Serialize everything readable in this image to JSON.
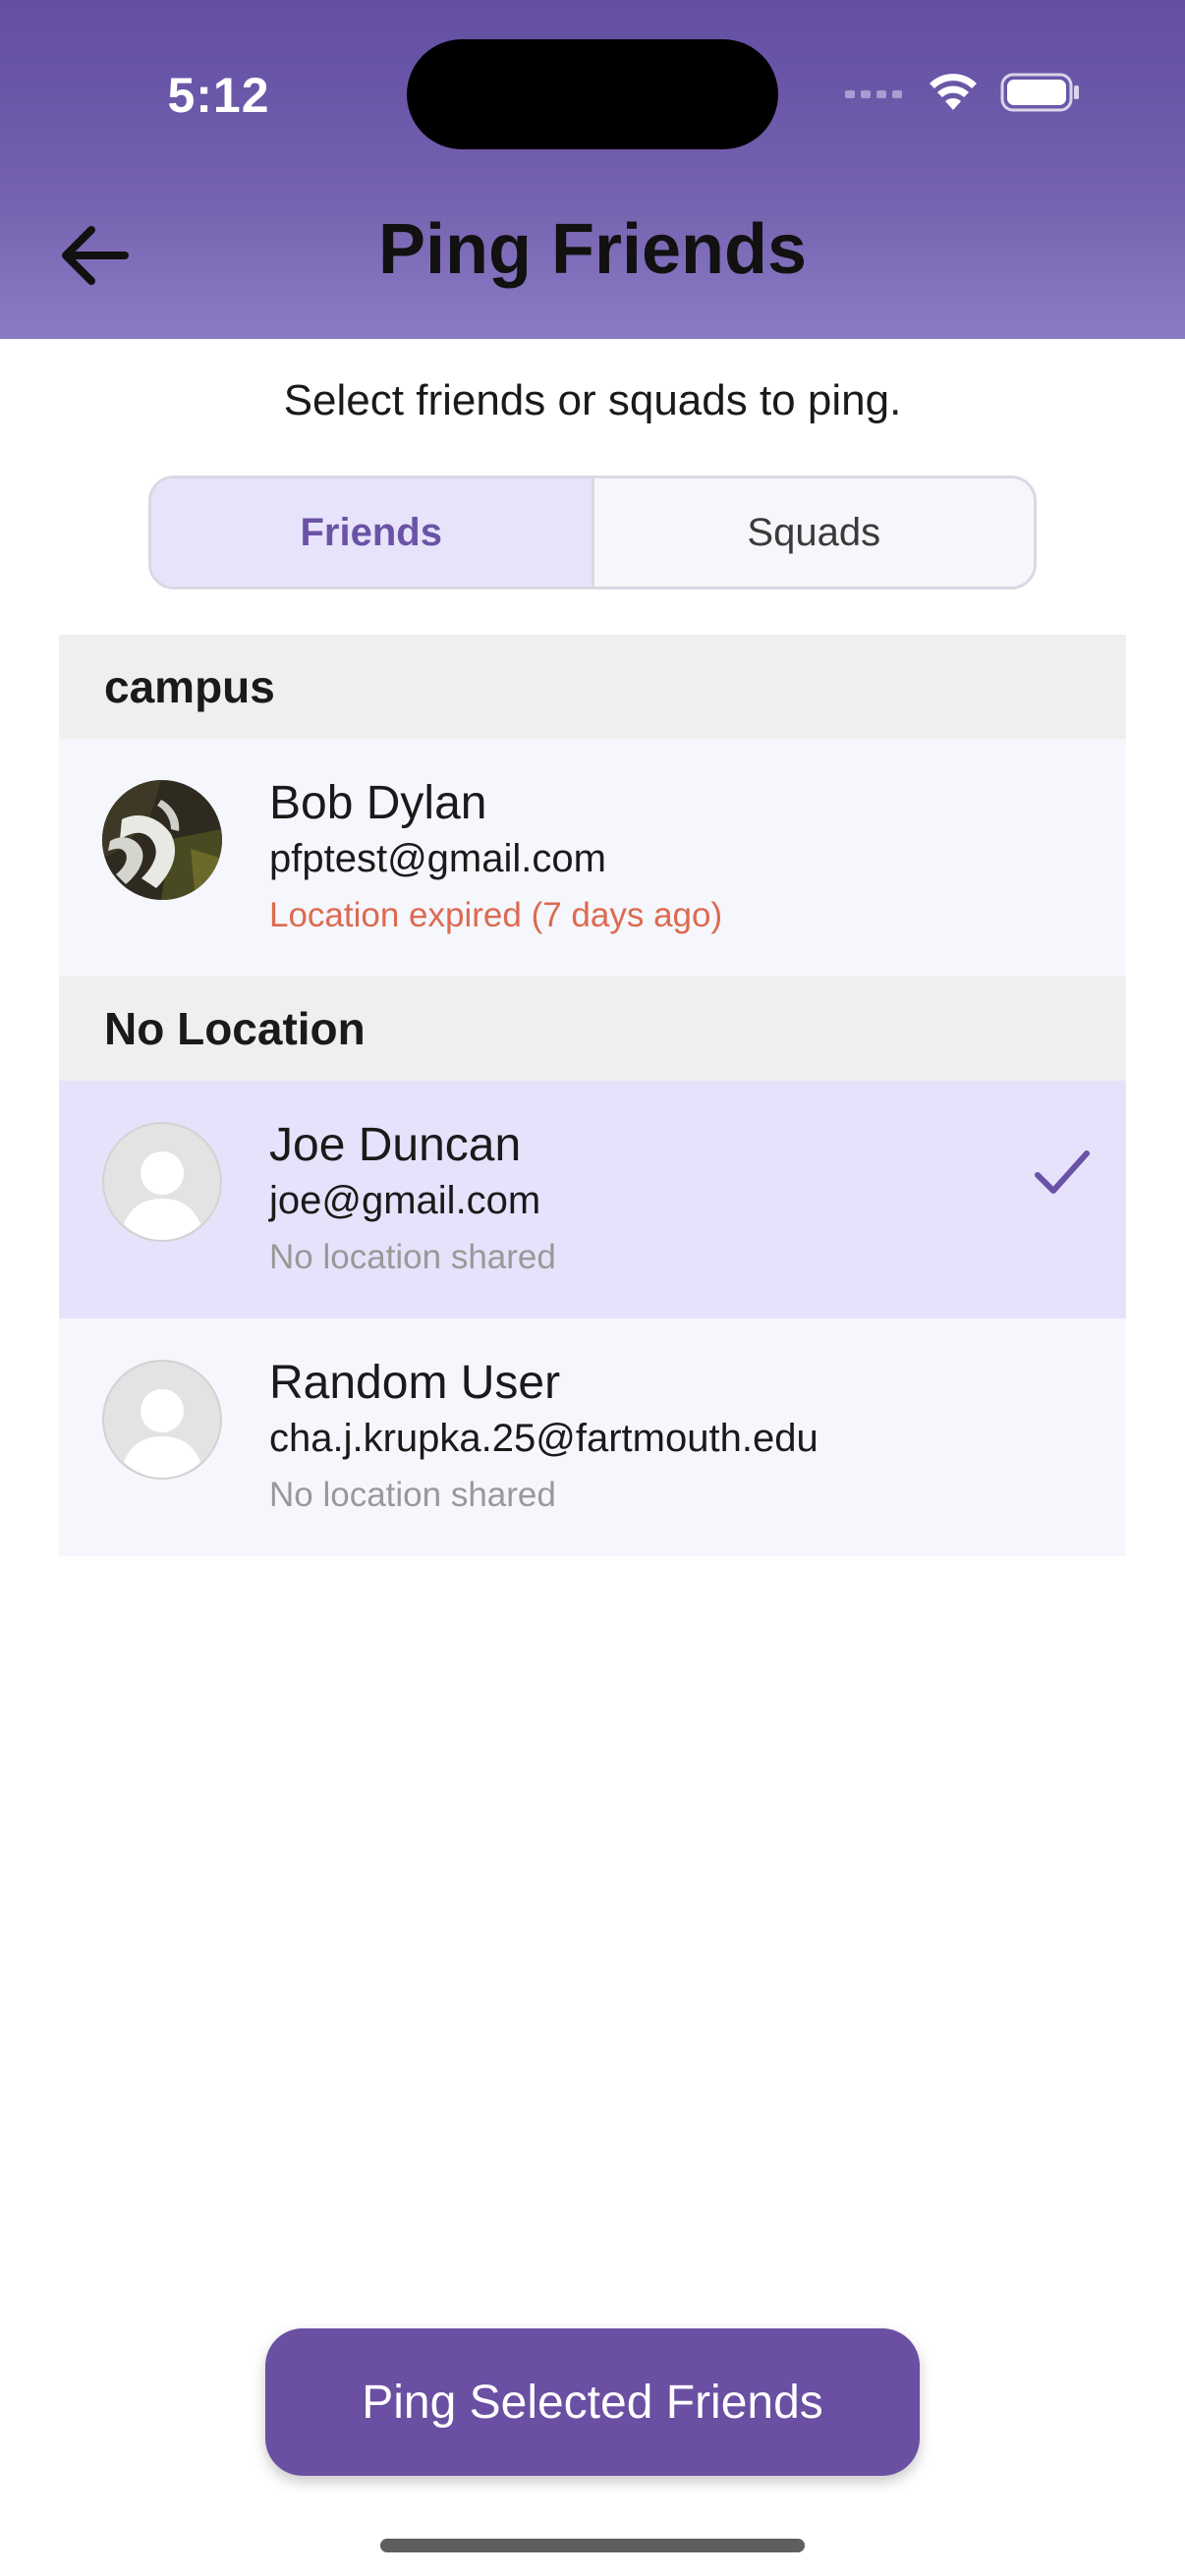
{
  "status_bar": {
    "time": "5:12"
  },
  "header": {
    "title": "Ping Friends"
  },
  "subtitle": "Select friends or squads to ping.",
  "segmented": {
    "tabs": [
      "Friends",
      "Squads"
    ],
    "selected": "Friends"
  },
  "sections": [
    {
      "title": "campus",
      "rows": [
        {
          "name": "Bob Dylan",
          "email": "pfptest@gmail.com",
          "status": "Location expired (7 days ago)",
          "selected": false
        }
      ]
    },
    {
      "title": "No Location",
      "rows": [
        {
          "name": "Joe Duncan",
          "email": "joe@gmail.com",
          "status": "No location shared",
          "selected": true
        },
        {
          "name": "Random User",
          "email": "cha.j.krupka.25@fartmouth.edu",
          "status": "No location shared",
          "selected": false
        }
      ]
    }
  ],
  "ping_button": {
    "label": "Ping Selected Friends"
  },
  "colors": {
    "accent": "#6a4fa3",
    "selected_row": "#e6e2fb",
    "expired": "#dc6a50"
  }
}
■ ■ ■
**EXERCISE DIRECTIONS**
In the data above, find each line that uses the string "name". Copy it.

**SOLUTION FOR THIS PROBLEM**
          "name": "Bob Dylan",
          "name": "Joe Duncan",
          "name": "Random User",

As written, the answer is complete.